International Non-Binary People's Day

Life Isn't Binary: On Being Both, Beyond, and In-Between cover

Life Isn't Binary: On Being Both, Beyond, and In-Between

"Much of society's thinking operates in a highly rigid and binary manner; something is good or bad, right or wrong, a success or a failure, and so on. Challenging this limited way of thinking, this ground-breaking book looks at how non-binary methods of thought can be applied to all aspects of life, and offer new and greater ways of understanding ourselves and how we relate to others. Using bisexual and non-binary gender experiences as a starting point, this book addresses the key issues with binary thinking regarding our relationships, bodies, emotions, wellbeing and our sense of identity and sets out a range of practices which may help us to think in more non-binary, both/and, or uncertain ways."

Nonbinary: A Memoir cover

Nonbinary: A Memoir
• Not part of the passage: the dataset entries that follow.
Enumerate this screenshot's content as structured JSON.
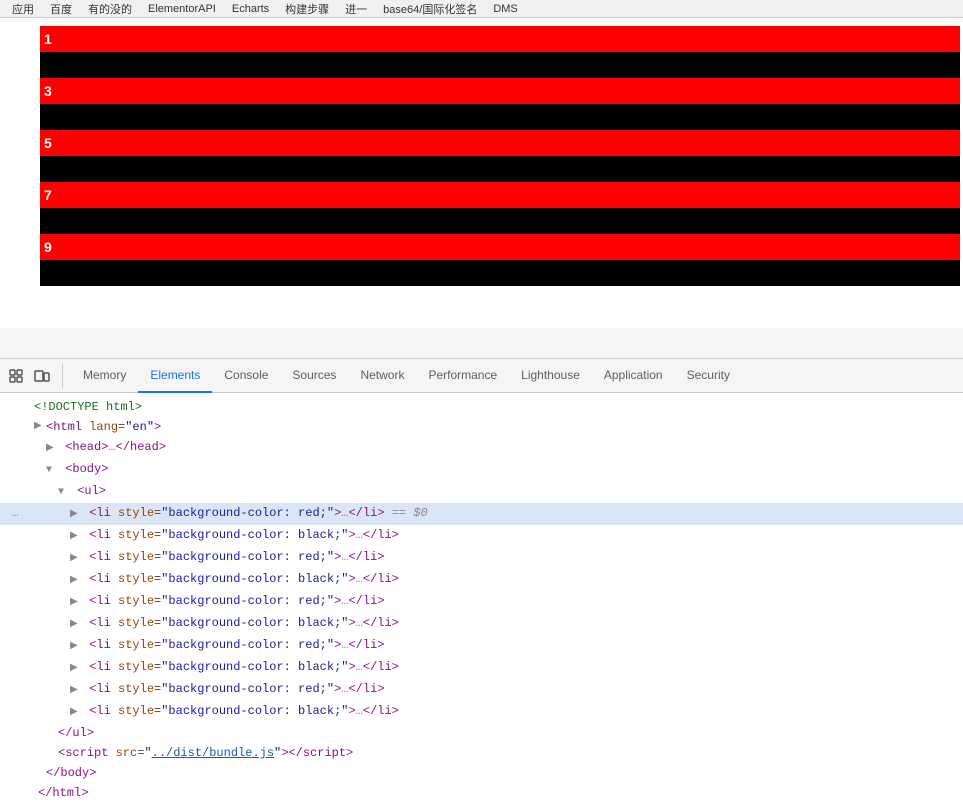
{
  "browser": {
    "tabs": [
      "应用",
      "百度",
      "有的没的",
      "ElementorAPI",
      "Echarts",
      "构建步骤",
      "进一",
      "base64/国际化签名",
      "DMS"
    ]
  },
  "page": {
    "list_items": [
      {
        "number": "1",
        "bg": "red"
      },
      {
        "number": "",
        "bg": "black"
      },
      {
        "number": "3",
        "bg": "red"
      },
      {
        "number": "",
        "bg": "black"
      },
      {
        "number": "5",
        "bg": "red"
      },
      {
        "number": "",
        "bg": "black"
      },
      {
        "number": "7",
        "bg": "red"
      },
      {
        "number": "",
        "bg": "black"
      },
      {
        "number": "9",
        "bg": "red"
      },
      {
        "number": "",
        "bg": "black"
      }
    ]
  },
  "devtools": {
    "icons": {
      "cursor_label": "⬚",
      "device_label": "▭"
    },
    "tabs": [
      "Memory",
      "Elements",
      "Console",
      "Sources",
      "Network",
      "Performance",
      "Lighthouse",
      "Application",
      "Security"
    ],
    "active_tab": "Elements"
  },
  "html_tree": {
    "doctype": "<!DOCTYPE html>",
    "html_open": "<html lang=\"en\">",
    "head": "<head>…</head>",
    "body_open": "<body>",
    "ul_open": "▼<ul>",
    "li_selected": "▶ <li style=\"background-color: red;\">…</li> == $0",
    "li_black_1": "▶ <li style=\"background-color: black;\">…</li>",
    "li_red_2": "▶ <li style=\"background-color: red;\">…</li>",
    "li_black_2": "▶ <li style=\"background-color: black;\">…</li>",
    "li_red_3": "▶ <li style=\"background-color: red;\">…</li>",
    "li_black_3": "▶ <li style=\"background-color: black;\">…</li>",
    "li_red_4": "▶ <li style=\"background-color: red;\">…</li>",
    "li_black_4": "▶ <li style=\"background-color: black;\">…</li>",
    "li_red_5": "▶ <li style=\"background-color: red;\">…</li>",
    "li_black_5": "▶ <li style=\"background-color: black;\">…</li>",
    "ul_close": "</ul>",
    "script_line": "<script src=\"../dist/bundle.js\"></script>",
    "body_close": "</body>",
    "html_close": "</html>"
  }
}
Read eBook @ Harvard Library [HarvardKey required]

"A revealing memoir from a pioneering industrial musician and visual artist who inspired generations of outsiders, rebels, and risk-takers In a memoir spanning decades of artistic risk-taking, Genesis P-Orridge, the inventor of 'industrial music,' founder of Throbbing Gristle and Psychic TV, and world-renowned artist takes us on a journey through creativity and destruction, pleasure and pain. Genesis's unwillingness to be stuck--in one place, in one genre, or in one gender--will be an inspiration to the newest generation of trailblazers and nonconformists."

Gender Queer: A Memoir cover
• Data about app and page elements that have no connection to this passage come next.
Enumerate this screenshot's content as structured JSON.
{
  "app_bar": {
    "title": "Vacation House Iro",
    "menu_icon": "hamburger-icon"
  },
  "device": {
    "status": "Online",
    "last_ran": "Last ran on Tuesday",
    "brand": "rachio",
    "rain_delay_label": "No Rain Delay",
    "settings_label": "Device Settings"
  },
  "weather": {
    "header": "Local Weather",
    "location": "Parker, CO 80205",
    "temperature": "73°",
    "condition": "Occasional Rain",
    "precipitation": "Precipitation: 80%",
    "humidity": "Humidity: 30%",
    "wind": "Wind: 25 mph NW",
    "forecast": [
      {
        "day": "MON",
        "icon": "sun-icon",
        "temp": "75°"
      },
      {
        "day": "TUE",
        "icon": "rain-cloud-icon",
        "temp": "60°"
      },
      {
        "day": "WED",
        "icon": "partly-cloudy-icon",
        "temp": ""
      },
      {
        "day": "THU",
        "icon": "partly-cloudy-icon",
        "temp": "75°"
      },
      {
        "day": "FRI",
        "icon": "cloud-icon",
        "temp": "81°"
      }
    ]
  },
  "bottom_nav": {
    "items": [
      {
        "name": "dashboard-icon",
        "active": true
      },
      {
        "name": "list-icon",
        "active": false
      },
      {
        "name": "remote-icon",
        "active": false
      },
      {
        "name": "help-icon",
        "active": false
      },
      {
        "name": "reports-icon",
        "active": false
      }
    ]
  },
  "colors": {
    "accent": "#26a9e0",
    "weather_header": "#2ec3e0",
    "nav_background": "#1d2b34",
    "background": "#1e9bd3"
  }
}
Gender Queer: A Memoir

Read eBook @ Harvard Library [HarvardKey required]

"In 2014, Maia Kobabe, who uses e/em/eir pronouns, thought that a comic of reading statistics would be the last autobiographical comic e would ever write. At the time, it was the only thing e felt comfortable with strangers knowing about em. Now, Gender Queer is here. Maia's intensely cathartic autobiography charts eir journey of self-identity [...]. Started as a way to explain to eir family what it means to be nonbinary and asexual, Gender Queer is more than a personal story: it is a useful and touching guide on gender identity--what it means and how to think about it--for advocates, friends, and humans everywhere." - SLJ

International Moon Day
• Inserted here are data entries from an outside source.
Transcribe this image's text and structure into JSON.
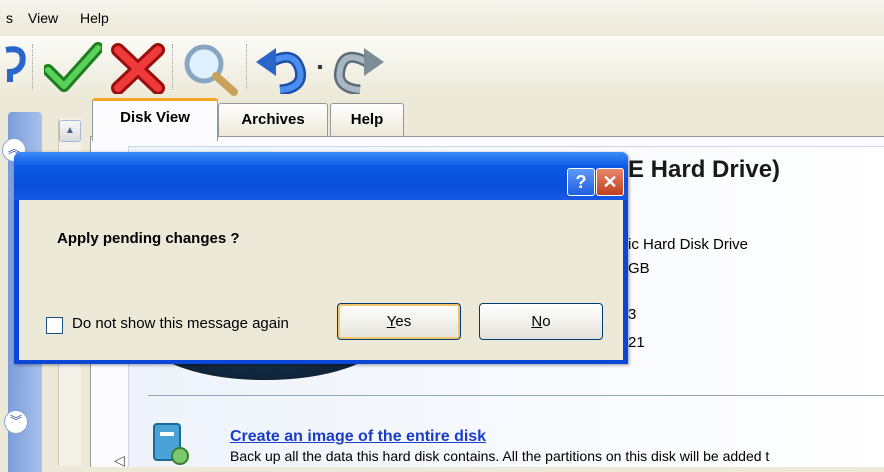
{
  "menu": {
    "cut_item": "s",
    "view": "View",
    "help": "Help"
  },
  "tabs": [
    {
      "label": "Disk View",
      "active": true
    },
    {
      "label": "Archives",
      "active": false
    },
    {
      "label": "Help",
      "active": false
    }
  ],
  "background": {
    "title_fragment": "E Hard Drive)",
    "line1": "ic Hard Disk Drive",
    "line2": "GB",
    "line3": "3",
    "line4": "21",
    "link": "Create an image of the entire disk",
    "desc": "Back up all the data this hard disk contains. All the partitions on this disk will be added t"
  },
  "icons": {
    "toolbar": [
      "wizard-icon",
      "apply-checkmark-icon",
      "discard-x-icon",
      "search-magnifier-icon",
      "undo-icon",
      "undo-dropdown-icon",
      "redo-icon"
    ],
    "colors": {
      "apply": "#2fa12f",
      "discard": "#d11b1b",
      "undo": "#2a66c9",
      "redo": "#8a9aa5"
    }
  },
  "dialog": {
    "help_glyph": "?",
    "close_glyph": "✕",
    "message": "Apply pending changes ?",
    "checkbox_label": "Do not show this message again",
    "checkbox_checked": false,
    "yes_label": "Yes",
    "no_label": "No"
  }
}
American Moonshot: John F. Kennedy and the Great Space Race cover

American Moonshot: John F. Kennedy and the Great Space Race

"On May 25, 1961, JFK made an astonishing announcement: his goal of putting a man on the moon by the end of the decade. In this engrossing, fast-paced epic, Douglas Brinkley returns to the 1960s to recreate one of the most exciting and ambitious achievements in the history of humankind. American Moonshot brings together the extraordinary political, cultural, and scientific factors that fueled the birth and development of NASA and the Mercury, Gemini and Apollo projects, which shot the United States to victory in the space race against the Soviet Union at the height of the Cold War."

Apollo's Legacy: Perspectives on the Moon Landing cover

Apollo's Legacy: Perspectives on the Moon Landing

"...space historian Roger D. Launius explores the many-faceted stories told about the meaning of the Apollo program and how it forever altered American society. The Apollo missions marked the first time human beings left Earth's orbit and visited another world, and thus they loom large in our collective memory. Many have detailed the exciting events of the Apollo program, but Launius offers unique insight into its legacy as seen through multiple perspectives. He surveys a wide range of viewpoints and narratives, both positive and negative, surrounding the program."

Moondust: In Search of the Men Who Fell to Earth cover

Moondust: In Search of the Men Who Fell to Earth

"The Apollo moon programme has been called the last optimistic act of the twentieth century. Over a strange three-year period between 1969 and 1972, twelve men made the longest and most eccentric of all journeys. Of the astronauts who walked on the moon only nine are still alive. One day in the near future there will be none: no one on earth will have known the giddy thrill of gazing back at us from another world. In Moondust Andrew Smith sets out to find and interview the remaining moonwalkers in order to learn how their lives, and ours, were changed for ever by this surreal adventure."